Exercise details: Select the lines below containing the word "Miniport".

:: Data supplied ::

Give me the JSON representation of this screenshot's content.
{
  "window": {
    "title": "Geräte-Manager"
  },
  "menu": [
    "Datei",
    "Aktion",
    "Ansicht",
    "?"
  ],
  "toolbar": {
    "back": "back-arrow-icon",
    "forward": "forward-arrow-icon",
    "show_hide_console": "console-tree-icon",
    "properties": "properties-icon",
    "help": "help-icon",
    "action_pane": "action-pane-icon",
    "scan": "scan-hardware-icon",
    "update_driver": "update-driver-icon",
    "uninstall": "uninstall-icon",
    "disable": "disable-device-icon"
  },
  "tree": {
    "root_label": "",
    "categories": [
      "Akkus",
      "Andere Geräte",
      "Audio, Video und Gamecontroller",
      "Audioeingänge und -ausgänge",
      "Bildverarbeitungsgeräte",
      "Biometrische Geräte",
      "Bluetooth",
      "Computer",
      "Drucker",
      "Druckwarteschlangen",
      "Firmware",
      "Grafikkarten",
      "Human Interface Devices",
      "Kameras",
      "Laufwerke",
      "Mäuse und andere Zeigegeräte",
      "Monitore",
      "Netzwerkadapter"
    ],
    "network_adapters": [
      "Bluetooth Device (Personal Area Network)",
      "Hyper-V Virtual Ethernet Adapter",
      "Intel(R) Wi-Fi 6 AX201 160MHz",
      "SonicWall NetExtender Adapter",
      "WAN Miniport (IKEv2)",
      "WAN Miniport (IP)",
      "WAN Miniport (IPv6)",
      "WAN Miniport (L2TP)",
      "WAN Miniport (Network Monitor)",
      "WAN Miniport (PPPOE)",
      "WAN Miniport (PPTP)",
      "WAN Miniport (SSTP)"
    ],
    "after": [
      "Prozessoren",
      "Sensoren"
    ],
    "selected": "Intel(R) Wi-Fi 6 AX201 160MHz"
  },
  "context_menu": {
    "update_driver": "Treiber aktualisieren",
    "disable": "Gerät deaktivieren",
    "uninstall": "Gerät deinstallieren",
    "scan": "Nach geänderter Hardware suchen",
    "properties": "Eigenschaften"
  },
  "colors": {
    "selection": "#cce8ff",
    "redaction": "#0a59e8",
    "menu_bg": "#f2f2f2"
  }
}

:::

Task result:
      "WAN Miniport (IKEv2)",
      "WAN Miniport (IP)",
      "WAN Miniport (IPv6)",
      "WAN Miniport (L2TP)",
      "WAN Miniport (Network Monitor)",
      "WAN Miniport (PPPOE)",
      "WAN Miniport (PPTP)",
      "WAN Miniport (SSTP)"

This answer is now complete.